This week in Madonna House, I was actually away from the place most of the week. I was off giving a parish mission in this guy’s parish up in the north-east corner of the Pembroke diocese. I am very much in my talks-retreats-missions season of the year, and much of my time is taken up with getting ready for the next one and the one after that, while keeping up with my spiritual direction and other priestly duties. What is for most a quieter time in MH is factually one of my busier times of the year.
Meanwhile in MH, much is of a sameness from the prior instalments of this column. We continue to have a small number of guests, giving our life a quieter and more intimate feel. The work for the men has largely revolved around dealing with winter—lots of snow removal, path shovelling, wood sheds to fill. We mostly heat and cook with wood, and this is the season to be working in ‘the bush’, cutting down the trees needed for firewood and lumber for future seasons. It takes two years for the wood to cure properly for efficient burning, so this season’s wood will be burnt in 2017.
For the women, too, it is a time of year to simply keep things going. As I always say, there are perpetually meals to cook, laundry to do, office work and so forth. The handicraft center is a bit busier at this time of year than in the more outdoors seasons, and they are busy making the candles for our liturgies from all the donations of wax stubs and ends we get.
It is still a season of sickness as well, and our nurses have been kept busy enough with the various flus and other ailments. As our community ages, a certain amount of work is involved with the very simple needs of driving people to and from medical appointments and so forth.
We are getting ready for our winter staff study sessions, where we take a couple of hours on Friday afternoon to stop working and learn about some subject or other. This year, we will be looking together at various aspects of consecrated life in the Church, in response to Pope Francis declaring this year of consecrated life.

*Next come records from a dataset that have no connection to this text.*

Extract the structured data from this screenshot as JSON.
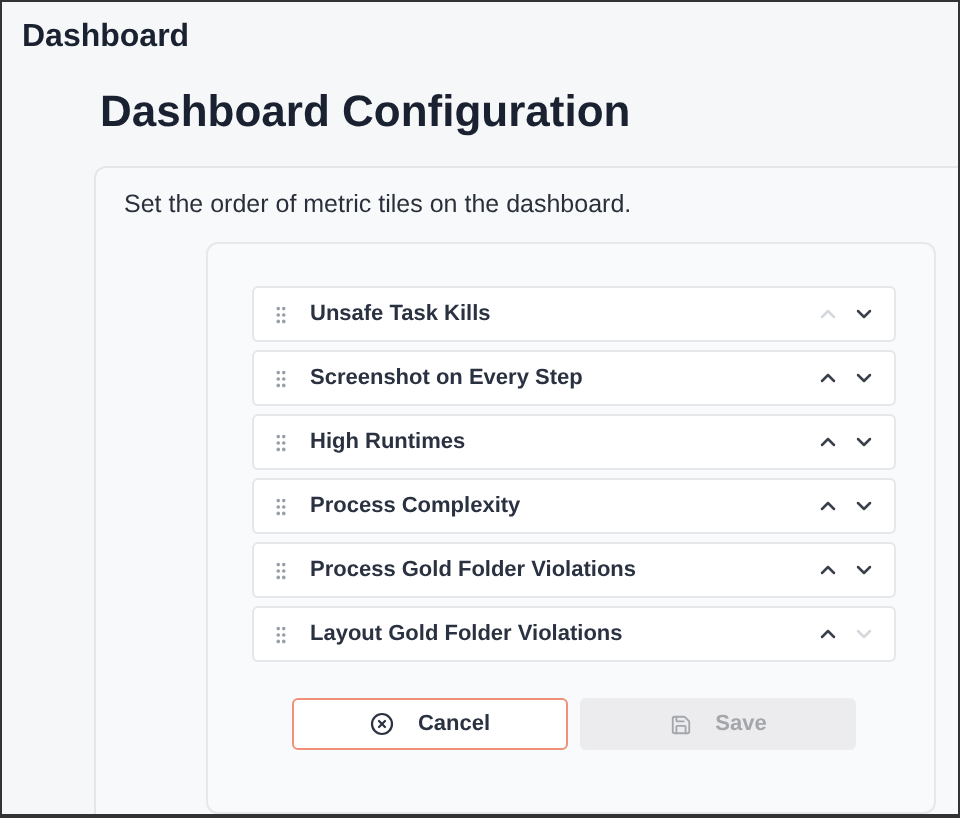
{
  "page_title": "Dashboard",
  "heading": "Dashboard Configuration",
  "description": "Set the order of metric tiles on the dashboard.",
  "tiles": [
    {
      "label": "Unsafe Task Kills",
      "up_disabled": true,
      "down_disabled": false
    },
    {
      "label": "Screenshot on Every Step",
      "up_disabled": false,
      "down_disabled": false
    },
    {
      "label": "High Runtimes",
      "up_disabled": false,
      "down_disabled": false
    },
    {
      "label": "Process Complexity",
      "up_disabled": false,
      "down_disabled": false
    },
    {
      "label": "Process Gold Folder Violations",
      "up_disabled": false,
      "down_disabled": false
    },
    {
      "label": "Layout Gold Folder Violations",
      "up_disabled": false,
      "down_disabled": true
    }
  ],
  "buttons": [
    {
      "kind": "cancel",
      "label": "Cancel",
      "disabled": false
    },
    {
      "kind": "save",
      "label": "Save",
      "disabled": true
    }
  ]
}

For fun, the skating rink has been a great draw this year, and there aren’t too many evenings or Sunday afternoons that do not see a crowd out there playing hockey or practicing their figure skating moves. We’ve also been having weekly documentary films in the evening on a wide variety of subjects in MH basement, calling it the ‘Basement University.’ This week’s instalment was on fractals, and someone wisecracked that it was the single nerdiest thing they have ever experienced at MH. I am not a mathematical type whatsoever, and was still away at the mission at that point. Attempts to explain to me what fractals are and why they are important met, I am sorry to say, with complete failure.
Also in the category of ‘fun’, for our post-lunch communal spiritual reading we are reading Fr. Eddie Doherty’s Cricket in My Heart, his autobiography covering more or less his meeting, wooing, and wedding Catherine Doherty, their coming to Combermere to start MH, and ending with his ordination to the priesthood in the Melkite rite. Eddie is a masterful and very funny writer, and this has been a nice light reading in what has been a somewhat heavy time (illness, death of Fr. Duffy, etc.).
It has also been a great chance for our younger members to get to know Eddie and connect with that history of the apostolate in a different way. Sadly, the book is out of print right now, so I can’t recommend it to you for purchase. (Edited to add: some of my faithful readers have pointed out that used copies are available, both at Amazon and at this link. Thanks, faithful readers!)
So I guess that’s about it for the weekly recap—at least the best I can do, given that I wasn’t even here this week! As always, know that as we go about our simple ordinary Nazareth life, we keep you all and the whole world in our prayers and hearts.